Coal Exports from Washington: NEPA/SEPA Scoping Begins for the Millennium Coal Export Terminal

Posted in Climate Change, Emerging Policy, NEPA, Project Permitting, SEPA, Uncategorized

On Tuesday, the Washington Department of Ecology announced an agreement with the U.S. Army Corps of Engineers to jointly oversee the preparation of an environmental impact statement (“EIS”) for Millenium Coal’s proposal to develop a coal export terminal at the site of a former aluminum smelter in Longview, Washington. This MOU comes on the heels… Continue Reading

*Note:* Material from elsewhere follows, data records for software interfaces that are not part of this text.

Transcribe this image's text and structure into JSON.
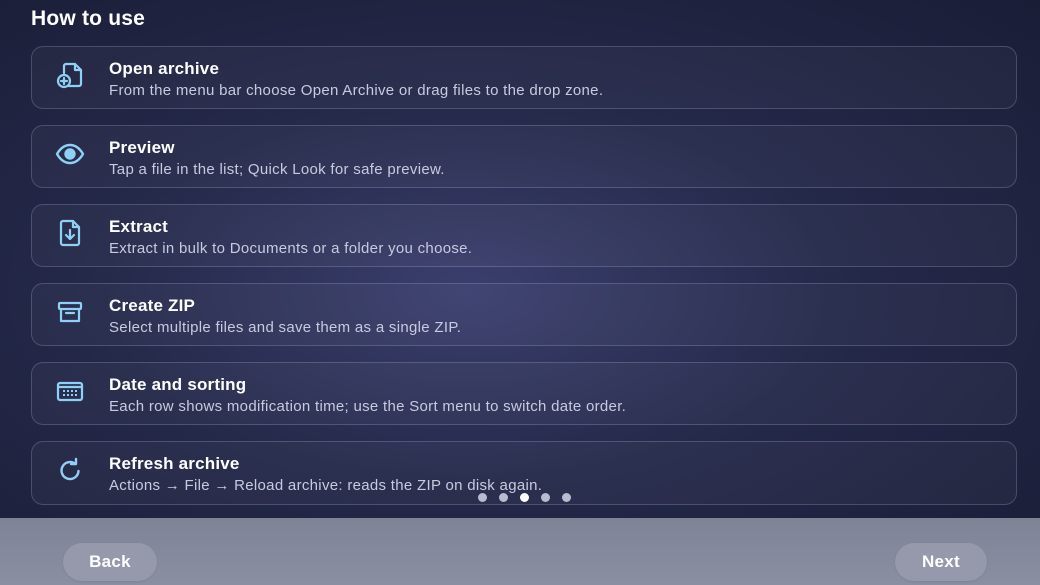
{
  "header": {
    "title": "How to use"
  },
  "steps": [
    {
      "icon": "add-document-icon",
      "title": "Open archive",
      "description": "From the menu bar choose Open Archive or drag files to the drop zone."
    },
    {
      "icon": "eye-icon",
      "title": "Preview",
      "description": "Tap a file in the list; Quick Look for safe preview."
    },
    {
      "icon": "download-document-icon",
      "title": "Extract",
      "description": "Extract in bulk to Documents or a folder you choose."
    },
    {
      "icon": "archive-box-icon",
      "title": "Create ZIP",
      "description": "Select multiple files and save them as a single ZIP."
    },
    {
      "icon": "calendar-icon",
      "title": "Date and sorting",
      "description": "Each row shows modification time; use the Sort menu to switch date order."
    },
    {
      "icon": "refresh-icon",
      "title": "Refresh archive",
      "description": "Actions → File → Reload archive: reads the ZIP on disk again."
    }
  ],
  "pagination": {
    "total": 5,
    "current": 3
  },
  "footer": {
    "back_label": "Back",
    "next_label": "Next"
  },
  "colors": {
    "accent_icon": "#8fd0f5",
    "background": "#25294a",
    "footer": "#8a8fa2"
  }
}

Washington Begins the Process of Updating its Water Quality Criteria for Toxics

Posted in Clean Water Act, Emerging Policy, Fish Consumption, Public Health Policy, Rule Making, Uncategorized, Water Quality

I’ve written a fair amount on the issue of fish consumption in Washington, including discussions of the technical issues, speculation about possible impacts of this effort, and the appropriateness of addressing persistent bioaccumulative contaminants within this regulatory framework. On September 13th, Ecology announced it is commencing the long-anticipated formal process of updating its water quality… Continue Reading

Quick hits from the Pacific Northwest: Dams as Greenhouse Gas Sources, Cross-Border Torts, Transboundary CERCLA Trial Coming Up

Posted in Cleanup & Superfund, Climate Change, Emerging Policy, Uncategorized

I’ll admit to taking a bit of time to travel with my family the last couple of weeks, so I have a few items that have accumulated in my notes. More to come when I’m back from a weekend of fishing in Canada: First, there is an interesting study out of Washington State University that… Continue Reading

Clean Water Act Citizen Suits in Washington: 2011 Litigation Recap

Posted in Uncategorized

If you do business in Washington and your business is covered by either a general NPDES permit or a site-specific NPDES permit, chances are, sooner or later, you will receive a 60-day notice letter from a lawyer representing one of the local environmental groups threatening suit for alleged violations of those permits. Many times, these… Continue Reading